Directions for this task:
Within the lines below, find those that hold the string "proto" and copy each one.

------------

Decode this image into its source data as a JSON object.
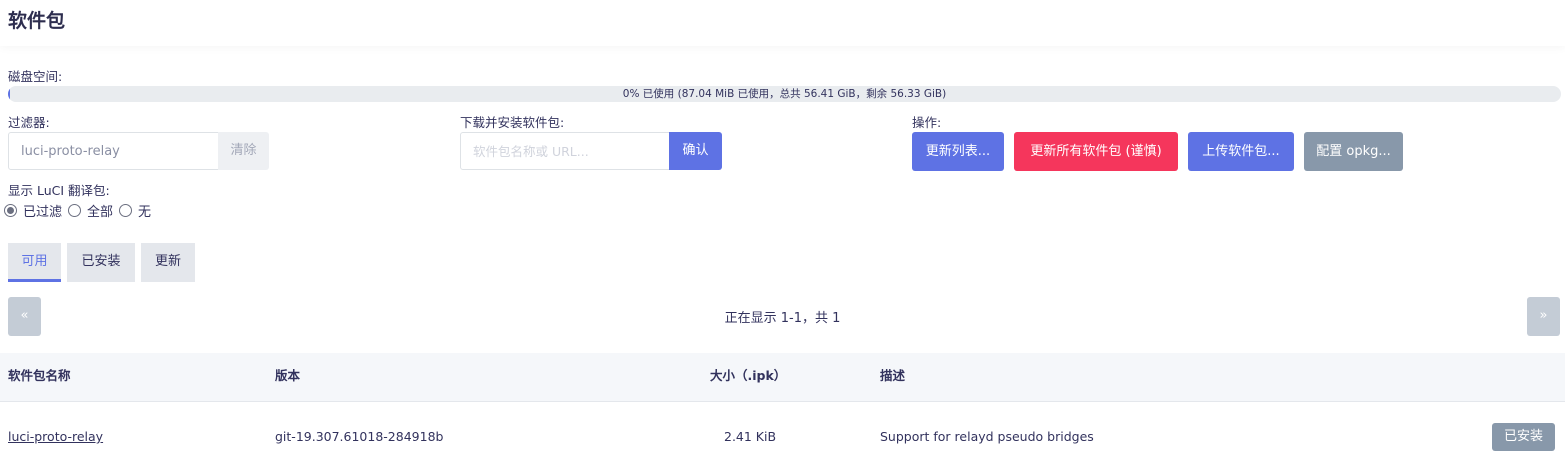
{
  "page": {
    "title": "软件包"
  },
  "disk": {
    "label": "磁盘空间:",
    "used_fraction": 0.0015,
    "text": "0% 已使用 (87.04 MiB 已使用，总共 56.41 GiB，剩余 56.33 GiB)"
  },
  "filter": {
    "label": "过滤器:",
    "value": "luci-proto-relay",
    "clear_label": "清除"
  },
  "download": {
    "label": "下载并安装软件包:",
    "placeholder": "软件包名称或 URL...",
    "confirm_label": "确认"
  },
  "actions": {
    "label": "操作:",
    "update_lists": "更新列表...",
    "upgrade_all": "更新所有软件包 (谨慎)",
    "upload": "上传软件包...",
    "configure": "配置 opkg..."
  },
  "translations": {
    "label": "显示 LuCI 翻译包:",
    "options": [
      "已过滤",
      "全部",
      "无"
    ],
    "selected": "已过滤"
  },
  "tabs": [
    {
      "label": "可用",
      "active": true
    },
    {
      "label": "已安装",
      "active": false
    },
    {
      "label": "更新",
      "active": false
    }
  ],
  "pager": {
    "prev": "«",
    "next": "»",
    "text": "正在显示 1-1，共 1"
  },
  "table": {
    "headers": [
      "软件包名称",
      "版本",
      "大小（.ipk）",
      "描述"
    ],
    "rows": [
      {
        "name": "luci-proto-relay",
        "version": "git-19.307.61018-284918b",
        "size": "2.41 KiB",
        "description": "Support for relayd pseudo bridges",
        "action": "已安装"
      }
    ]
  },
  "colors": {
    "primary": "#5e72e4",
    "danger": "#f5365c",
    "secondary": "#8898aa"
  }
}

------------

Your response:
    "value": "luci-proto-relay",
        "name": "luci-proto-relay",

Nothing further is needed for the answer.